An award of tax incentives for General Mills in Cedar Rapids by the state’s economic development board on Aug. 21 didn’t attract much notice, but strikes us as an extremely encouraging sign for that company’s future in the Corridor.
General Mills received the incentives for a project to modernize a production line in Cedar Rapids, where the company makes ready-to-eat cereals, fruit roll-ups and frosting. The company’s request for state assistance is the latest in a long line of expansions at the plant, but this was the first since a January 2019 vote by more than 500 employees to unionize.
We previously expressed our concerns in this space that unionization of the plant, which had long been an open shop, threatened the company’s history of investment in Cedar Rapids going back more than a half century. This was a concern highlighted by the fact that General Mills’ cereal business was hurting at the time, due to changing consumer preferences, and the company was taking steps to cut costs.

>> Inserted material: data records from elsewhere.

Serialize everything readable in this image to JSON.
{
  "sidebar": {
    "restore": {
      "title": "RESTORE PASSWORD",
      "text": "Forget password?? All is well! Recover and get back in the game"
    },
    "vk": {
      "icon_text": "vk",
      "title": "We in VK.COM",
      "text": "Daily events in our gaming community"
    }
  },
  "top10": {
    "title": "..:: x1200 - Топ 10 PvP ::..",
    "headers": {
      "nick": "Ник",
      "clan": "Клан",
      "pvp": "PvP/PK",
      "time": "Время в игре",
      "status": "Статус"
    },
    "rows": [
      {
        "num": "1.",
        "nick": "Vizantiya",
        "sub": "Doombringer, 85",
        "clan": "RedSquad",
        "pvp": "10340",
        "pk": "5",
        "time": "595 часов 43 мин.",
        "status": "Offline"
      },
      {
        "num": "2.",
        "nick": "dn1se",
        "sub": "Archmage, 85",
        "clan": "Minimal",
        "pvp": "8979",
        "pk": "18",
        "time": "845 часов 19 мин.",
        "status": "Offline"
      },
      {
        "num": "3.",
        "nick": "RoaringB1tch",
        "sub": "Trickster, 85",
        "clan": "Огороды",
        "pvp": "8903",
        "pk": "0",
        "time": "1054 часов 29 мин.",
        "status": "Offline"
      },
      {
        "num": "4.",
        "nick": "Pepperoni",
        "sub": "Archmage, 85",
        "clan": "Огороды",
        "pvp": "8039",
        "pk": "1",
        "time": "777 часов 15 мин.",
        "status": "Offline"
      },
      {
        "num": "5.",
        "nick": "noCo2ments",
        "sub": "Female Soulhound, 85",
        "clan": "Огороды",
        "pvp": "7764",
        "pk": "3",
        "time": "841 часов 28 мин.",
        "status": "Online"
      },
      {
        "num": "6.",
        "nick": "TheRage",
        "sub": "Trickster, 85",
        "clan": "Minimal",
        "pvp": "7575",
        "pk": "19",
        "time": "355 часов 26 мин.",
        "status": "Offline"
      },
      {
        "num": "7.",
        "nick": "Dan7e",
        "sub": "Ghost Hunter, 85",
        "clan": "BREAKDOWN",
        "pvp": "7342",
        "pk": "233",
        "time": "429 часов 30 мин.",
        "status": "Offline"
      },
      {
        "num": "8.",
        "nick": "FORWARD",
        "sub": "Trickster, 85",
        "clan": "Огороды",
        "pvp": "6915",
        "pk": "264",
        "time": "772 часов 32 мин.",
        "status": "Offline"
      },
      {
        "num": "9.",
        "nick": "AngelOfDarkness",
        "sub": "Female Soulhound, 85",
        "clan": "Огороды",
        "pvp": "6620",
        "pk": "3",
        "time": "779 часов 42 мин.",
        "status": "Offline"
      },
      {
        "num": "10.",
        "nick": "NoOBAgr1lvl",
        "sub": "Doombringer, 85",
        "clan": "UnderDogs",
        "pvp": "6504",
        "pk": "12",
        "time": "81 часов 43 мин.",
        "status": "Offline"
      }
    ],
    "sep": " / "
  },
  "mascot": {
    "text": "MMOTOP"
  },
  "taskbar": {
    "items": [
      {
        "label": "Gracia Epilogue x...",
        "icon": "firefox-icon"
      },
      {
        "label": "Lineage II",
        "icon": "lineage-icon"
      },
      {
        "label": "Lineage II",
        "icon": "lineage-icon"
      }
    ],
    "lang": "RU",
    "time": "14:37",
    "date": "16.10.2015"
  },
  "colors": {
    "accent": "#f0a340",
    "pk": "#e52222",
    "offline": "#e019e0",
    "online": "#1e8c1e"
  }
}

The eat-at-home trend fueled by the COVID-19 pandemic has helped revitalize General Mills’ cereal business, and if the plant modernization is completed, the company now expects to create an additional 50 jobs and invest $37 million in Cedar Rapids.
This also seems to be a vote of confidence by General Mills in the labor relations situation at the Cedar Rapids plant, as it seems unlikely that a company with its track record would expand a plant where it’s expecting strikes or work stoppages to become a regular occurrence.
The Retail, Wholesale and Department Store Workers Union, which was voted in to represent General Mills workers, has long represented workers at the Quaker Oats plant in Cedar Rapids. That plant is one of the longest continuously operating plants in the Quaker Foods division of PepsiCo and has mostly enjoyed good labor relations with its unions.
Maintaining good labor relations can be a delicate balance, requiring give and take on both sides. We are glad to see General Mills, a company which has a long history of operating both union and non-union plants, was able to reach its first contact with RWDSU last year and is confident enough to continue making investments here.
Some of the Corridor’s largest employers, including Collins Aerospace, Whirlpool Corp., Quaker and University of Iowa Hospitals & Clinics, have long prospered here with union representation. With good faith on both sides, there’s no reason General Mills can’t join them.
The plant expansion comes at a very good time for Cedar Rapids, which has seen widespread business interruptions due to the Aug. 10 derecho, and both furloughs and layoffs at its largest private employer – Collins Aerospace – due to a steep drop in its sales of OEM and aftermarket parts to the commercial aviation market.
Projects like the General Mills expansion and a proposed $139 million investment by BAE Systems in the same part of Cedar Rapids will help the Corridor economy weather the COVID-19 recession and build a stronger economic foundation for whatever comes next. CBJ